“Be careful with your words. Once they are said, they can be only forgiven, not forgotten.”

Spiritual people are flawed but they are consistent with their practice and intent. It’s unlikely that you would have someone who is actually capable of loving speech, who practices loving speech, suddenly instigate a conflict by saying something unkind in a reactive mode; but it can and does happen because no one is perfect.

Do not judge people by who they wish they were, say they are, think they are, or who you think they are or want them to be. Release judgment and employ real-time discernment instead. Know that sometimes even the most loving people falter. If they are truly on a spiritual path, they will bring themselves into check on their own. They will apologize. They will let it go. They will move on.

But if you are dealing with someone who is very attached to ego, they will want to fight, discuss, hash it out and will have a very challenging time letting it go.

“A man asked Gautama Buddha, ‘I want happiness.’ Buddha said, ‘First remove I, that’s ego. Then remove want, that’s desire. See now you are left with only happiness.’ ” -Gautama Buddha

Please don’t engage. Your life force is too precious to waste it in this way. Just allow some gentle distance to flow between you and the other person and let time heal the situation.

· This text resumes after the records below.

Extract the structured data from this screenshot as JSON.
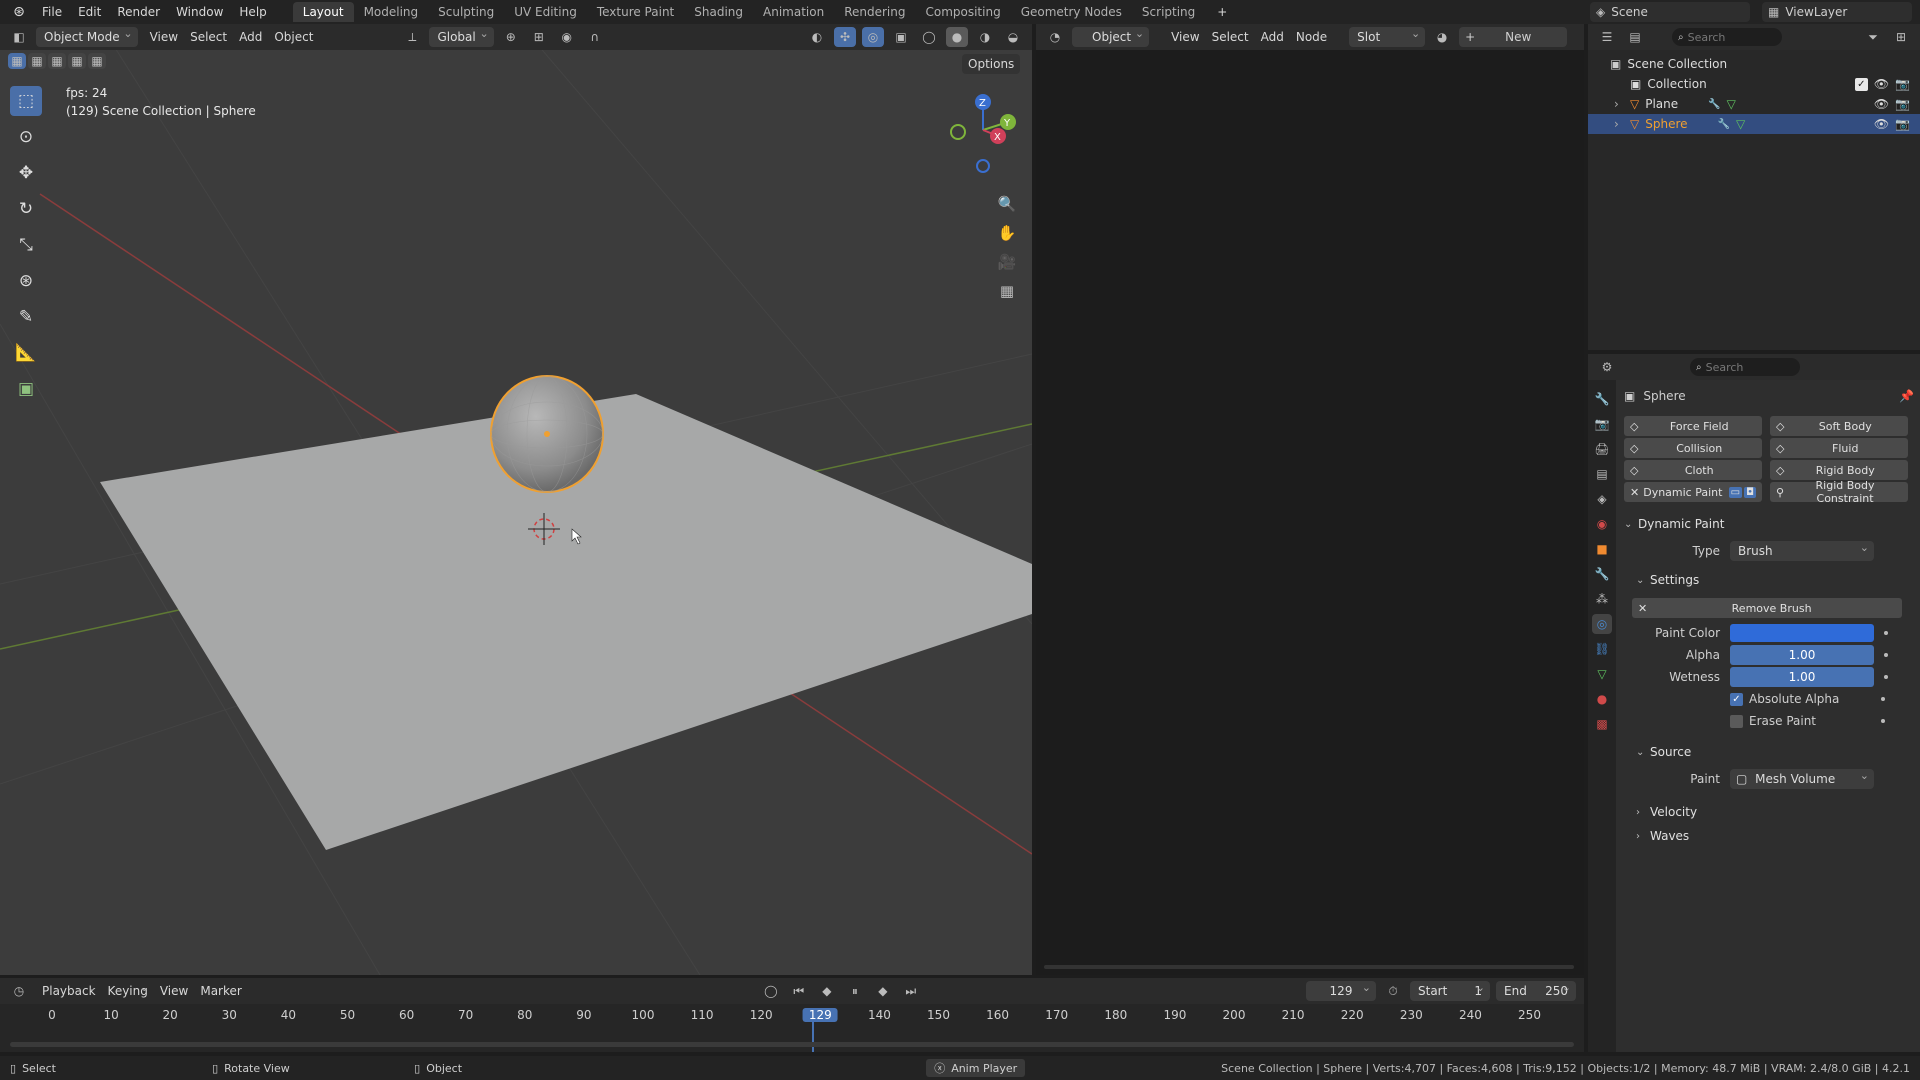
{
  "topbar": {
    "menus": [
      "File",
      "Edit",
      "Render",
      "Window",
      "Help"
    ],
    "workspaces": [
      "Layout",
      "Modeling",
      "Sculpting",
      "UV Editing",
      "Texture Paint",
      "Shading",
      "Animation",
      "Rendering",
      "Compositing",
      "Geometry Nodes",
      "Scripting"
    ],
    "active_workspace": "Layout",
    "add_tab": "+",
    "scene": "Scene",
    "view_layer": "ViewLayer"
  },
  "viewport": {
    "mode": "Object Mode",
    "menus": [
      "View",
      "Select",
      "Add",
      "Object"
    ],
    "transform": "Global",
    "options": "Options",
    "fps": "fps: 24",
    "info": "(129) Scene Collection | Sphere",
    "gizmo": {
      "x": "X",
      "y": "Y",
      "z": "Z"
    }
  },
  "node_editor": {
    "type": "Object",
    "menus": [
      "View",
      "Select",
      "Add",
      "Node"
    ],
    "slot": "Slot",
    "new_label": "New"
  },
  "outliner": {
    "search_placeholder": "Search",
    "root": "Scene Collection",
    "collection": "Collection",
    "items": [
      "Plane",
      "Sphere"
    ],
    "selected": "Sphere"
  },
  "properties": {
    "search_placeholder": "Search",
    "object_name": "Sphere",
    "physics_buttons": [
      {
        "left": "Force Field",
        "right": "Soft Body"
      },
      {
        "left": "Collision",
        "right": "Fluid"
      },
      {
        "left": "Cloth",
        "right": "Rigid Body"
      }
    ],
    "dynamic_paint_btn": "Dynamic Paint",
    "rigid_body_constraint": "Rigid Body Constraint",
    "panel_title": "Dynamic Paint",
    "type_label": "Type",
    "type_value": "Brush",
    "settings": "Settings",
    "remove_brush": "Remove Brush",
    "paint_color_label": "Paint Color",
    "paint_color": "#2f6bd9",
    "alpha_label": "Alpha",
    "alpha": "1.00",
    "wetness_label": "Wetness",
    "wetness": "1.00",
    "absolute_alpha": "Absolute Alpha",
    "erase_paint": "Erase Paint",
    "source": "Source",
    "paint_label": "Paint",
    "paint_value": "Mesh Volume",
    "velocity": "Velocity",
    "waves": "Waves"
  },
  "timeline": {
    "menus": [
      "Playback",
      "Keying",
      "View",
      "Marker"
    ],
    "current_frame": "129",
    "start_label": "Start",
    "start": "1",
    "end_label": "End",
    "end": "250",
    "ticks": [
      "0",
      "10",
      "20",
      "30",
      "40",
      "50",
      "60",
      "70",
      "80",
      "90",
      "100",
      "110",
      "120",
      "129",
      "140",
      "150",
      "160",
      "170",
      "180",
      "190",
      "200",
      "210",
      "220",
      "230",
      "240",
      "250"
    ]
  },
  "statusbar": {
    "select": "Select",
    "rotate": "Rotate View",
    "object": "Object",
    "anim_player": "Anim Player",
    "stats": "Scene Collection | Sphere | Verts:4,707 | Faces:4,608 | Tris:9,152 | Objects:1/2 | Memory: 48.7 MiB | VRAM: 2.4/8.0 GiB | 4.2.1"
  }
}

If that doesn’t work, you have three choices:

1. Learn to live with it. Accept it. Let it go. Move on.

2. Stop engaging with the person and move on.

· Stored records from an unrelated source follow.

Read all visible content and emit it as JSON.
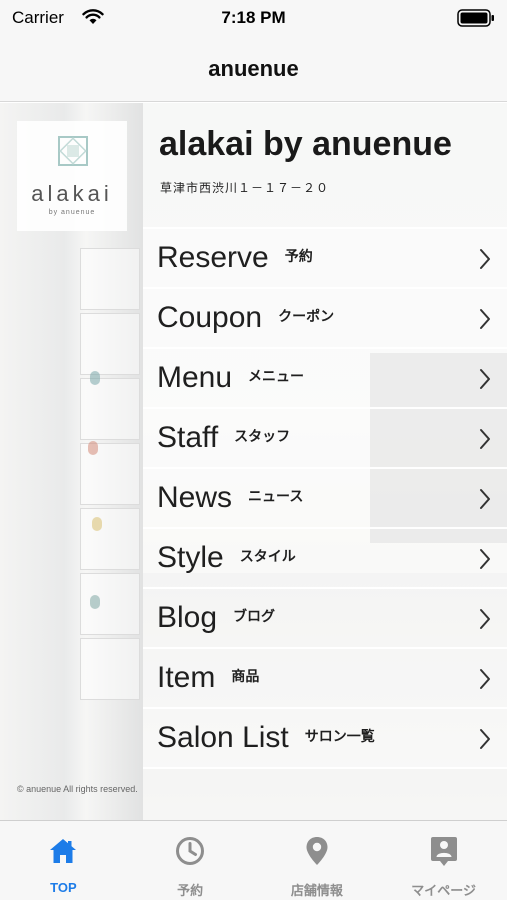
{
  "status_bar": {
    "carrier": "Carrier",
    "time": "7:18 PM"
  },
  "nav": {
    "title": "anuenue"
  },
  "logo": {
    "text": "alakai",
    "subtext": "by anuenue"
  },
  "shop": {
    "name": "alakai by anuenue",
    "address": "草津市西渋川１－１７－２０"
  },
  "menu": [
    {
      "label": "Reserve",
      "sub": "予約",
      "icon": "chevron-right-icon"
    },
    {
      "label": "Coupon",
      "sub": "クーポン",
      "icon": "chevron-right-icon"
    },
    {
      "label": "Menu",
      "sub": "メニュー",
      "icon": "chevron-right-icon"
    },
    {
      "label": "Staff",
      "sub": "スタッフ",
      "icon": "chevron-right-icon"
    },
    {
      "label": "News",
      "sub": "ニュース",
      "icon": "chevron-right-icon"
    },
    {
      "label": "Style",
      "sub": "スタイル",
      "icon": "chevron-right-icon"
    },
    {
      "label": "Blog",
      "sub": "ブログ",
      "icon": "chevron-right-icon"
    },
    {
      "label": "Item",
      "sub": "商品",
      "icon": "chevron-right-icon"
    },
    {
      "label": "Salon List",
      "sub": "サロン一覧",
      "icon": "chevron-right-icon"
    }
  ],
  "copyright": "© anuenue All rights reserved.",
  "tabs": [
    {
      "label": "TOP",
      "icon": "home-icon",
      "active": true
    },
    {
      "label": "予約",
      "icon": "clock-icon",
      "active": false
    },
    {
      "label": "店舗情報",
      "icon": "map-pin-icon",
      "active": false
    },
    {
      "label": "マイページ",
      "icon": "id-card-icon",
      "active": false
    }
  ],
  "colors": {
    "accent": "#1d7ce8",
    "inactive_tab": "#8e8e8e",
    "bar_background": "#f7f7f7"
  }
}
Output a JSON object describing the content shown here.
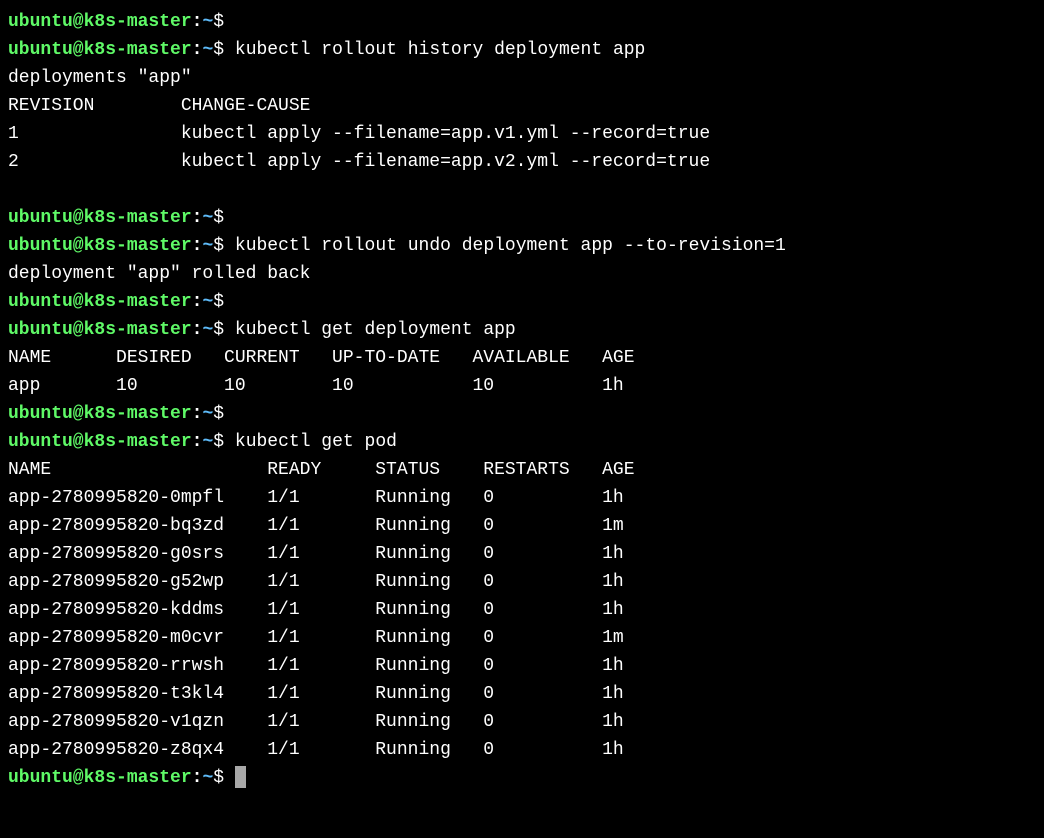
{
  "prompt": {
    "user_host": "ubuntu@k8s-master",
    "colon": ":",
    "path": "~",
    "dollar": "$"
  },
  "commands": {
    "c1": "kubectl rollout history deployment app",
    "c2": "kubectl rollout undo deployment app --to-revision=1",
    "c3": "kubectl get deployment app",
    "c4": "kubectl get pod"
  },
  "history": {
    "header": "deployments \"app\"",
    "col_header": "REVISION        CHANGE-CAUSE",
    "row1": "1               kubectl apply --filename=app.v1.yml --record=true",
    "row2": "2               kubectl apply --filename=app.v2.yml --record=true"
  },
  "undo": {
    "result": "deployment \"app\" rolled back"
  },
  "deployment": {
    "header": "NAME      DESIRED   CURRENT   UP-TO-DATE   AVAILABLE   AGE",
    "row": "app       10        10        10           10          1h"
  },
  "pods": {
    "header": "NAME                    READY     STATUS    RESTARTS   AGE",
    "rows": [
      "app-2780995820-0mpfl    1/1       Running   0          1h",
      "app-2780995820-bq3zd    1/1       Running   0          1m",
      "app-2780995820-g0srs    1/1       Running   0          1h",
      "app-2780995820-g52wp    1/1       Running   0          1h",
      "app-2780995820-kddms    1/1       Running   0          1h",
      "app-2780995820-m0cvr    1/1       Running   0          1m",
      "app-2780995820-rrwsh    1/1       Running   0          1h",
      "app-2780995820-t3kl4    1/1       Running   0          1h",
      "app-2780995820-v1qzn    1/1       Running   0          1h",
      "app-2780995820-z8qx4    1/1       Running   0          1h"
    ]
  }
}
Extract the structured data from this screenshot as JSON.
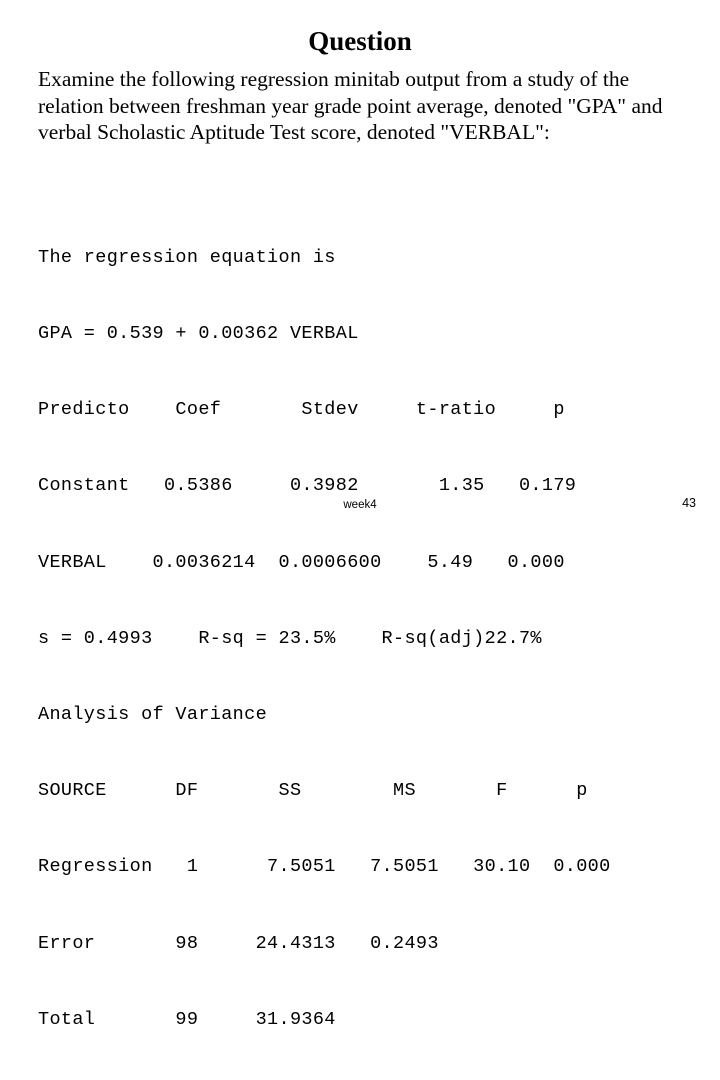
{
  "slide": {
    "title": "Question",
    "body_paragraph": "Examine the following regression minitab output from a study of the relation between freshman year grade point average, denoted \"GPA\" and verbal Scholastic Aptitude Test score, denoted \"VERBAL\":",
    "footer_label": "week4",
    "page_number": "43"
  },
  "minitab_output": {
    "lines": [
      "The regression equation is",
      "GPA = 0.539 + 0.00362 VERBAL",
      "Predicto    Coef       Stdev     t-ratio     p",
      "Constant   0.5386     0.3982       1.35   0.179",
      "VERBAL    0.0036214  0.0006600    5.49   0.000",
      "s = 0.4993    R-sq = 23.5%    R-sq(adj)22.7%",
      "Analysis of Variance",
      "SOURCE      DF       SS        MS       F      p",
      "Regression   1      7.5051   7.5051   30.10  0.000",
      "Error       98     24.4313   0.2493",
      "Total       99     31.9364"
    ],
    "regression_equation": {
      "response": "GPA",
      "intercept": "0.539",
      "slope": "0.00362",
      "predictor": "VERBAL"
    },
    "coefficient_table": {
      "headers": [
        "Predicto",
        "Coef",
        "Stdev",
        "t-ratio",
        "p"
      ],
      "rows": [
        [
          "Constant",
          "0.5386",
          "0.3982",
          "1.35",
          "0.179"
        ],
        [
          "VERBAL",
          "0.0036214",
          "0.0006600",
          "5.49",
          "0.000"
        ]
      ]
    },
    "model_summary": {
      "s": "0.4993",
      "r_sq": "23.5%",
      "r_sq_adj": "22.7%"
    },
    "anova": {
      "title": "Analysis of Variance",
      "headers": [
        "SOURCE",
        "DF",
        "SS",
        "MS",
        "F",
        "p"
      ],
      "rows": [
        [
          "Regression",
          "1",
          "7.5051",
          "7.5051",
          "30.10",
          "0.000"
        ],
        [
          "Error",
          "98",
          "24.4313",
          "0.2493",
          "",
          ""
        ],
        [
          "Total",
          "99",
          "31.9364",
          "",
          "",
          ""
        ]
      ]
    }
  }
}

3. Engage and move on.

Since they all end with moving on, I suggest taking the path of least resistance, the vast majority of the time, which is #1.

I usually reserve #3 for survival mode situations that involve our health, home, etc.

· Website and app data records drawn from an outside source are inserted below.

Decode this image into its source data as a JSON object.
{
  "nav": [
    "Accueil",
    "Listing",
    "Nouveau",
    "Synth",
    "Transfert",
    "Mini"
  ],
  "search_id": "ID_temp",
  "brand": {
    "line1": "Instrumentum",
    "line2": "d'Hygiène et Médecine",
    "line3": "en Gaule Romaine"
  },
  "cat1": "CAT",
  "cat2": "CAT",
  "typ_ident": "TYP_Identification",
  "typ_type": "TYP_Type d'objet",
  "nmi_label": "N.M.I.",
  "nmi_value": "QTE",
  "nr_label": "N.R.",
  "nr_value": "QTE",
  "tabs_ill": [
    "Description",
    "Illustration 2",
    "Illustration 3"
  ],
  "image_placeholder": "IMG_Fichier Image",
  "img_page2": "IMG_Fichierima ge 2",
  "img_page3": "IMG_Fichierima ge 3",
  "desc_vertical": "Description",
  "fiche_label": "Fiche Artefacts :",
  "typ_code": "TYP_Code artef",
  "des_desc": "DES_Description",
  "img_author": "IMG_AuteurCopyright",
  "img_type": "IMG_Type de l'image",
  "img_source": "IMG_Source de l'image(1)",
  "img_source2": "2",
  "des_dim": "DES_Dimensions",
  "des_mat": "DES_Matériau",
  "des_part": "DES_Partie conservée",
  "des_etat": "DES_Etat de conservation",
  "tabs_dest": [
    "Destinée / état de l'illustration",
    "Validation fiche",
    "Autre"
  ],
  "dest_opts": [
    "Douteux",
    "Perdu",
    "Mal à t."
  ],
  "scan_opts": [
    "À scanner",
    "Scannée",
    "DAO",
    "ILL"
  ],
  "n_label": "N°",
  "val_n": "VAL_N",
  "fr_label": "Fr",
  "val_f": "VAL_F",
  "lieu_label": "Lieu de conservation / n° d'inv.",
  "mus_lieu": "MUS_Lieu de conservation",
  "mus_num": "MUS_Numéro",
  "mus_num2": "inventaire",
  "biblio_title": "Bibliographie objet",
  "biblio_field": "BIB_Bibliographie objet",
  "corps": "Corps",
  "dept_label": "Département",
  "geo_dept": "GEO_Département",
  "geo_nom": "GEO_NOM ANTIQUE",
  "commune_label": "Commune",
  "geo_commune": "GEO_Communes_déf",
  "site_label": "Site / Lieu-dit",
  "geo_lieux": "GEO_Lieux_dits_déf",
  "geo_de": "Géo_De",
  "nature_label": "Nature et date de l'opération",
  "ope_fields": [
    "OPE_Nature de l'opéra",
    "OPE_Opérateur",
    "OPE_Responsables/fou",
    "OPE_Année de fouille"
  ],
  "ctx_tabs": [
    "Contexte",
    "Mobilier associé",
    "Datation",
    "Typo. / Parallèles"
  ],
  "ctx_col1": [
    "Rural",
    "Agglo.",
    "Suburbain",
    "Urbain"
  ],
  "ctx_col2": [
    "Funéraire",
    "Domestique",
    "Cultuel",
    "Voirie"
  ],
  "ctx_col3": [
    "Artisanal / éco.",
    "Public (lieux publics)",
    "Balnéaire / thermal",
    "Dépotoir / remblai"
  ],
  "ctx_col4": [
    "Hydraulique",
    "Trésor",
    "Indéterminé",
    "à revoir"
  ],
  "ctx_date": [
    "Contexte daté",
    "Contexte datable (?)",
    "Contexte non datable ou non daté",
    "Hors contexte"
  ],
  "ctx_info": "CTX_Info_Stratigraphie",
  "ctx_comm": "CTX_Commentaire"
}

It’s that simple.

When you see Mommy walk away, trust that I am at peace. I may be hurt but the hurt will pass. There are other times, when you see me speak up and fight, like around your medical needs; because only your medical needs or our survival needs are what I deem worthy, at this time, to use my energy for in regard to conflict resolution that requires the other party to be present.

You have seen Daddy and I argue and work out minor issues. Sometimes it’s quick and painless, other times it’s angry and hurtful but we have learned during those times that we are not our best selves because we are tired or compromised in some way. But, because our love is unconditional, you have always seen us come back to each other, point out where we went wrong, not where the other person went wrong, and apologize. That’s what unconditional love does.

If the person you are having conflict with is not engaging with you from a place of unconditional love, I still invite you to continue to come from a place of unconditional loving kindness. Allow space to breathe between you and this other person but when your paths cross, remain open, accessible, authentic, loving and kind.

Your trust may have been breached or betrayed and the relationship may go through a period of redefinition or it may end. Whatever happens, let go, let it be, release attachment and raise your vibration to grace. This is all you can do. I trust that you will work out your hurt on your own and lay down your anger and blame; emotions that only harm you and your health.

There are many ways to handle conflict resolution. Do not assume that when Mommy or someone else walks away and chooses not to engage that they are playing victim. Sometimes, they are simply choosing the enlightened path, AKA, The Path for the Old, Sick and Tired.

From The Butterfly Quotation Box: “Words are made for certain exactness of thought, as tears are for a certain degree of pain. What is least distinct cannot be named; what is clearest is unutterable.” –Rene Daumal

 

 

 

 

(Quotes are given credit whenever credit can be found. Sometimes they are from internet memes, fortune cookies, or random discoveries.)